Assessing vitamin K status in prospective studies and well-designed randomized trials would provide important insight whether vitamin K is causally related to vascular calcification and cardiovascular disease.

Vitamin K and its analogs: Potential avenues for prostate cancer management.

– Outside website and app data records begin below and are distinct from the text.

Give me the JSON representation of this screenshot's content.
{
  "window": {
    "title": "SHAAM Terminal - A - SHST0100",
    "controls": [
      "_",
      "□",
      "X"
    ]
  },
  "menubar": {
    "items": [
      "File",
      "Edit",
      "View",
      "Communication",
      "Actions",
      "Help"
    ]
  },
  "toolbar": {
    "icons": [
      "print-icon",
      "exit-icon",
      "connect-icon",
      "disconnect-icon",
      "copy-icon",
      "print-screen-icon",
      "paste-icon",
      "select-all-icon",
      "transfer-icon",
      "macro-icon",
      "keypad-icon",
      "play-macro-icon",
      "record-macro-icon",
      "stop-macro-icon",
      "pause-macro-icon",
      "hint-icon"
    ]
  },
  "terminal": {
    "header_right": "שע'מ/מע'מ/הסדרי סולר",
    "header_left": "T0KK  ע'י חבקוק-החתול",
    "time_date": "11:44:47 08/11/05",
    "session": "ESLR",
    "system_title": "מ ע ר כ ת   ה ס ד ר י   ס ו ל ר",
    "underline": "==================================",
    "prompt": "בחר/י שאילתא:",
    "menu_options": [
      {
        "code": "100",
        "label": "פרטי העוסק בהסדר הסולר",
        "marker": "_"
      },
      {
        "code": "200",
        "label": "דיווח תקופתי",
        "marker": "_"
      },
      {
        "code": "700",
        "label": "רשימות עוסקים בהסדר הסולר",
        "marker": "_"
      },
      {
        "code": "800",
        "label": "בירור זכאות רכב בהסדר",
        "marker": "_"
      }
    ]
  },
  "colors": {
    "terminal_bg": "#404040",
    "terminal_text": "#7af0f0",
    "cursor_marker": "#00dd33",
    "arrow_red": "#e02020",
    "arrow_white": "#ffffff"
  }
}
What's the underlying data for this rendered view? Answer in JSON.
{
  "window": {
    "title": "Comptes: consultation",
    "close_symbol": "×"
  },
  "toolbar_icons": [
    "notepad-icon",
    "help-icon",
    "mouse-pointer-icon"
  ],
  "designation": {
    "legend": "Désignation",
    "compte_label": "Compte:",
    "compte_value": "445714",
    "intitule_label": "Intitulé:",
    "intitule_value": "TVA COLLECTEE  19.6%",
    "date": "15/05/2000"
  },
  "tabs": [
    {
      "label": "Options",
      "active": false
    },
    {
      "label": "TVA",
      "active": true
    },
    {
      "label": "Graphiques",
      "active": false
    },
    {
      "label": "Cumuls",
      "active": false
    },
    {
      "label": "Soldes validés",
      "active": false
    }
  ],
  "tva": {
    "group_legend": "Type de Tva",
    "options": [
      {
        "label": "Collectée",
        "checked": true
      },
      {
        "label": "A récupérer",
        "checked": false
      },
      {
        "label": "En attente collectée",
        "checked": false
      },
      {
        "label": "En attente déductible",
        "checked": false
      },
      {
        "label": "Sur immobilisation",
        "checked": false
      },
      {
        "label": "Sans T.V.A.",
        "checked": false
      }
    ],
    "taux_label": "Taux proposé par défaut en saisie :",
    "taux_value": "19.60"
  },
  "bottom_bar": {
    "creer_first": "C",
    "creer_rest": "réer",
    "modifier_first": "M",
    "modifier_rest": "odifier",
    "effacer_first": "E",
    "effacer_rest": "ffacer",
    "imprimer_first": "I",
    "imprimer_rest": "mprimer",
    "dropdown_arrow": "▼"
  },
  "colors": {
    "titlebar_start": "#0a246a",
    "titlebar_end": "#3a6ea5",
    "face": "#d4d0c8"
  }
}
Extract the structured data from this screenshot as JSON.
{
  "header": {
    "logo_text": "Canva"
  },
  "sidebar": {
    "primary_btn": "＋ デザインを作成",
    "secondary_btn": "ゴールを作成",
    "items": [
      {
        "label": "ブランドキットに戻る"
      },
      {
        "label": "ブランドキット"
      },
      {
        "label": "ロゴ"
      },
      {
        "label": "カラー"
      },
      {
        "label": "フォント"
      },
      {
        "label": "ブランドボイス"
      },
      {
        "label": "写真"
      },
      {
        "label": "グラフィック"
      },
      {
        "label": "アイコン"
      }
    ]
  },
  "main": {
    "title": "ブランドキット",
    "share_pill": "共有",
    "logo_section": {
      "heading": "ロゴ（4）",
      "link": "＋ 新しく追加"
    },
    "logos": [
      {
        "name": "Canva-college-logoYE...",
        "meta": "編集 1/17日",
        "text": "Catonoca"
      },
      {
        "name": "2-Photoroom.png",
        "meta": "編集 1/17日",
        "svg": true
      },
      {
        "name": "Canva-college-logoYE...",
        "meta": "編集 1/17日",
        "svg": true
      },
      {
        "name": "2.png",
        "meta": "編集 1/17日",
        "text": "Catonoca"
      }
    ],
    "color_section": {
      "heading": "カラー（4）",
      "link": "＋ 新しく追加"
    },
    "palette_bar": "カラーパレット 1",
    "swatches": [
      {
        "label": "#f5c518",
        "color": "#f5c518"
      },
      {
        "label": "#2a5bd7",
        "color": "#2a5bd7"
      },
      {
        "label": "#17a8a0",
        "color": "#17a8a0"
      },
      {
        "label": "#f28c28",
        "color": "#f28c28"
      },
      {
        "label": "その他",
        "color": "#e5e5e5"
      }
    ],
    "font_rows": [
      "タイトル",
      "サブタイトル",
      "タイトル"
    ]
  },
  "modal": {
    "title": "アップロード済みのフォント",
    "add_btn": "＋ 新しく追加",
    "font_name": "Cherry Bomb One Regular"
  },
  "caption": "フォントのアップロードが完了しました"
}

Epidemiological studies have demonstrated a relationship between cancer incidence and dietary habits. Especially intake of certain essential nutrients like vitamins has been shown to be beneficial in experimental studies and some clinical trials. Vitamin K (VK) is an essential nutrient involved in the blood clotting cascade, and there are considerable experimental data demonstrating its potential anticancer activity in several cancer types including prostate cancer. Previous in vitro and in vivo studies have focused mainly on anti-oxidative effects as the underlying anticancer mechanism of VK. However, recent studies reveal that VK inhibits the growth of cancer cells through other mechanisms, including apoptosis, cell cycle arrest, autophagy, and modulation of various transcription factors such as Myc and Fos. In the present review, we focus on the anticancer effect of dietary VK and its analogs on prostate cancer, with an emphasis on the signaling pathways that are activated following exposure to these compounds. This review also highlights the potential of VK and its derivatives as an adjuvant treatment in combination with other vitamins or with chemotherapeutic drugs. Based on our recent results and a review of the existing literature, we present evidence that VK and its derivatives can potentially be explored as cancer therapy, especially for prostate cancer.